The Path Forward

The road thus far may have been long and winding, but the ultimate goal has always remained clear to Henriksen—to work hard, to be a good person every day, to be a great dad and husband. “I want to do right by people, you know what I mean?” he says. “I want to lead by example.” When not on the road, Henriksen makes his home in Switzerland with his wife Sandra and son Finn. 

“You don’t go to school for that stuff, you know,” he explains. “And I’m just grateful that all these things that led to there…I’m still trying to be a rock star, you know what I mean? It’s like I sit back sometimes and I go, you know, I still have a dream.

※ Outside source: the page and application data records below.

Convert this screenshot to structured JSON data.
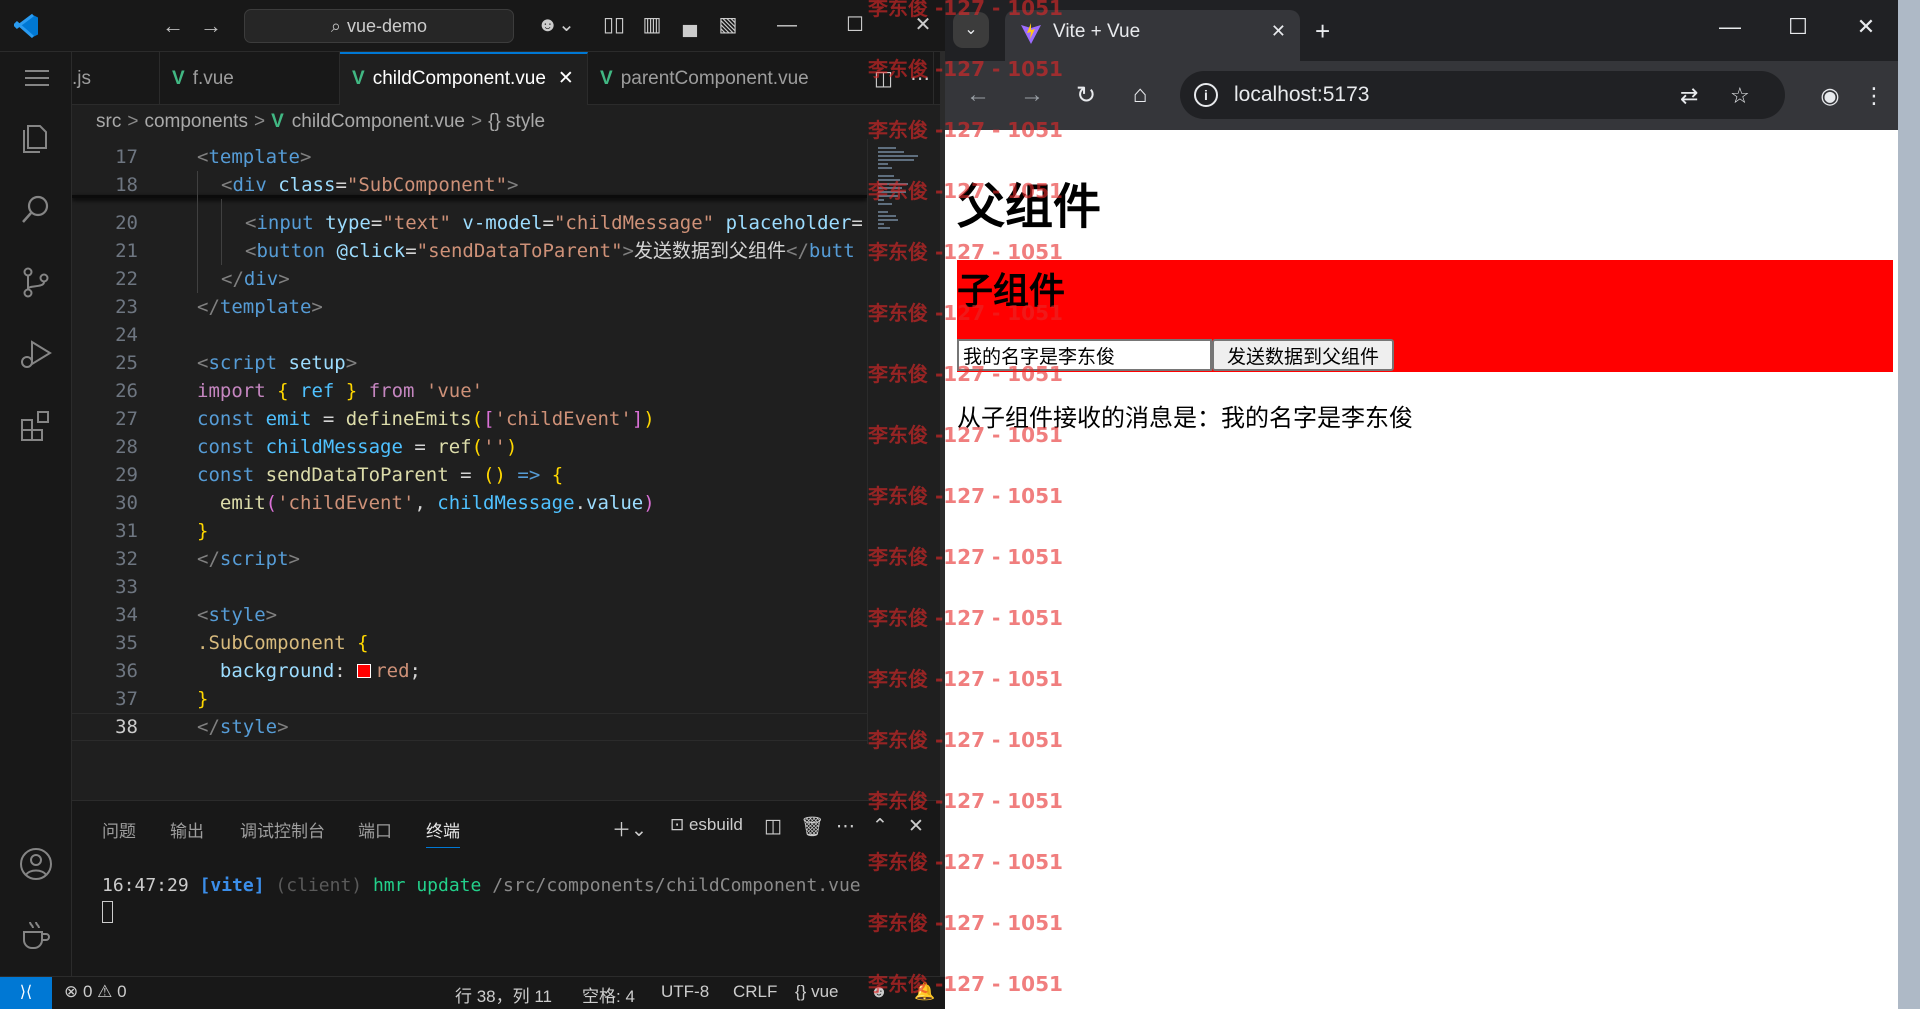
{
  "vscode": {
    "search": "vue-demo",
    "tabs": [
      {
        "label": ".js",
        "active": false
      },
      {
        "label": "f.vue",
        "active": false
      },
      {
        "label": "childComponent.vue",
        "active": true
      },
      {
        "label": "parentComponent.vue",
        "active": false
      }
    ],
    "breadcrumb": [
      "src",
      "components",
      "childComponent.vue",
      "{} style"
    ],
    "code_lines": [
      {
        "n": "17",
        "html": "<span class='t-punc'>&lt;</span><span class='t-tag'>template</span><span class='t-punc'>&gt;</span>",
        "indent": 0
      },
      {
        "n": "18",
        "html": "<span class='t-punc'>&lt;</span><span class='t-tag'>div</span> <span class='t-attr'>class</span><span class='t-text'>=</span><span class='t-str'>\"SubComponent\"</span><span class='t-punc'>&gt;</span>",
        "indent": 1
      },
      {
        "n": "20",
        "html": "<span class='t-punc'>&lt;</span><span class='t-tag'>input</span> <span class='t-attr'>type</span><span class='t-text'>=</span><span class='t-str'>\"text\"</span> <span class='t-attr'>v-model</span><span class='t-text'>=</span><span class='t-str'>\"childMessage\"</span> <span class='t-attr'>placeholder</span><span class='t-text'>=</span>",
        "indent": 2
      },
      {
        "n": "21",
        "html": "<span class='t-punc'>&lt;</span><span class='t-tag'>button</span> <span class='t-attr'>@click</span><span class='t-text'>=</span><span class='t-str'>\"sendDataToParent\"</span><span class='t-punc'>&gt;</span><span class='t-text'>发送数据到父组件</span><span class='t-punc'>&lt;/</span><span class='t-tag'>butt</span>",
        "indent": 2
      },
      {
        "n": "22",
        "html": "<span class='t-punc'>&lt;/</span><span class='t-tag'>div</span><span class='t-punc'>&gt;</span>",
        "indent": 1
      },
      {
        "n": "23",
        "html": "<span class='t-punc'>&lt;/</span><span class='t-tag'>template</span><span class='t-punc'>&gt;</span>",
        "indent": 0
      },
      {
        "n": "24",
        "html": "",
        "indent": 0
      },
      {
        "n": "25",
        "html": "<span class='t-punc'>&lt;</span><span class='t-tag'>script</span> <span class='t-attr'>setup</span><span class='t-punc'>&gt;</span>",
        "indent": 0
      },
      {
        "n": "26",
        "html": "<span class='t-kw'>import</span> <span class='t-brace'>{</span> <span class='t-var'>ref</span> <span class='t-brace'>}</span> <span class='t-kw'>from</span> <span class='t-str'>'vue'</span>",
        "indent": 0
      },
      {
        "n": "27",
        "html": "<span class='t-decl'>const</span> <span class='t-var'>emit</span> <span class='t-text'>=</span> <span class='t-func'>defineEmits</span><span class='t-brace'>(</span><span class='t-brace2'>[</span><span class='t-str'>'childEvent'</span><span class='t-brace2'>]</span><span class='t-brace'>)</span>",
        "indent": 0
      },
      {
        "n": "28",
        "html": "<span class='t-decl'>const</span> <span class='t-var'>childMessage</span> <span class='t-text'>=</span> <span class='t-func'>ref</span><span class='t-brace'>(</span><span class='t-str'>''</span><span class='t-brace'>)</span>",
        "indent": 0
      },
      {
        "n": "29",
        "html": "<span class='t-decl'>const</span> <span class='t-func'>sendDataToParent</span> <span class='t-text'>=</span> <span class='t-brace'>()</span> <span class='t-decl'>=&gt;</span> <span class='t-brace'>{</span>",
        "indent": 0
      },
      {
        "n": "30",
        "html": "  <span class='t-func'>emit</span><span class='t-brace2'>(</span><span class='t-str'>'childEvent'</span><span class='t-text'>,</span> <span class='t-var'>childMessage</span><span class='t-text'>.</span><span class='t-prop'>value</span><span class='t-brace2'>)</span>",
        "indent": 0
      },
      {
        "n": "31",
        "html": "<span class='t-brace'>}</span>",
        "indent": 0
      },
      {
        "n": "32",
        "html": "<span class='t-punc'>&lt;/</span><span class='t-tag'>script</span><span class='t-punc'>&gt;</span>",
        "indent": 0
      },
      {
        "n": "33",
        "html": "",
        "indent": 0
      },
      {
        "n": "34",
        "html": "<span class='t-punc'>&lt;</span><span class='t-tag'>style</span><span class='t-punc'>&gt;</span>",
        "indent": 0
      },
      {
        "n": "35",
        "html": "<span class='t-sel'>.SubComponent</span> <span class='t-brace'>{</span>",
        "indent": 0
      },
      {
        "n": "36",
        "html": "  <span class='t-prop'>background</span><span class='t-text'>:</span> <span class='swatch'></span><span class='t-str'>red</span><span class='t-text'>;</span>",
        "indent": 0
      },
      {
        "n": "37",
        "html": "<span class='t-brace'>}</span>",
        "indent": 0
      },
      {
        "n": "38",
        "html": "<span class='t-punc'>&lt;/</span><span class='t-tag'>style</span><span class='t-punc'>&gt;</span>",
        "indent": 0,
        "current": true
      }
    ],
    "panel_tabs": [
      "问题",
      "输出",
      "调试控制台",
      "端口",
      "终端"
    ],
    "panel_active": "终端",
    "terminal_name": "esbuild",
    "terminal": {
      "time": "16:47:29",
      "tag": "[vite]",
      "client": "(client)",
      "hmr": "hmr update",
      "path": "/src/components/childComponent.vue"
    },
    "status": {
      "errors": "0",
      "warnings": "0",
      "position": "行 38，列 11",
      "spaces": "空格: 4",
      "encoding": "UTF-8",
      "eol": "CRLF",
      "language": "vue"
    }
  },
  "browser": {
    "tab_title": "Vite + Vue",
    "url": "localhost:5173",
    "page": {
      "parent_heading": "父组件",
      "child_heading": "子组件",
      "input_value": "我的名字是李东俊",
      "button_label": "发送数据到父组件",
      "received_label": "从子组件接收的消息是：",
      "received_message": "我的名字是李东俊"
    }
  },
  "watermark": "李东俊 -127 - 1051",
  "colors": {
    "accent": "#0078d4",
    "subcomponent_bg": "#ff0000",
    "vue_green": "#41b883"
  }
}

Even though I’ve been doing this other thing which has been amazing, you know, and I love doing it—I still want to sing and do my own thing too, you know.”

I think it’s safe to say we are all eagerly looking forward to witnessing the next chapter.

Long Island fans can see Tommy Henriksen hit the stage as part of The Alice Cooper Band on September 9 at Jones Beach in Wantagh, NY.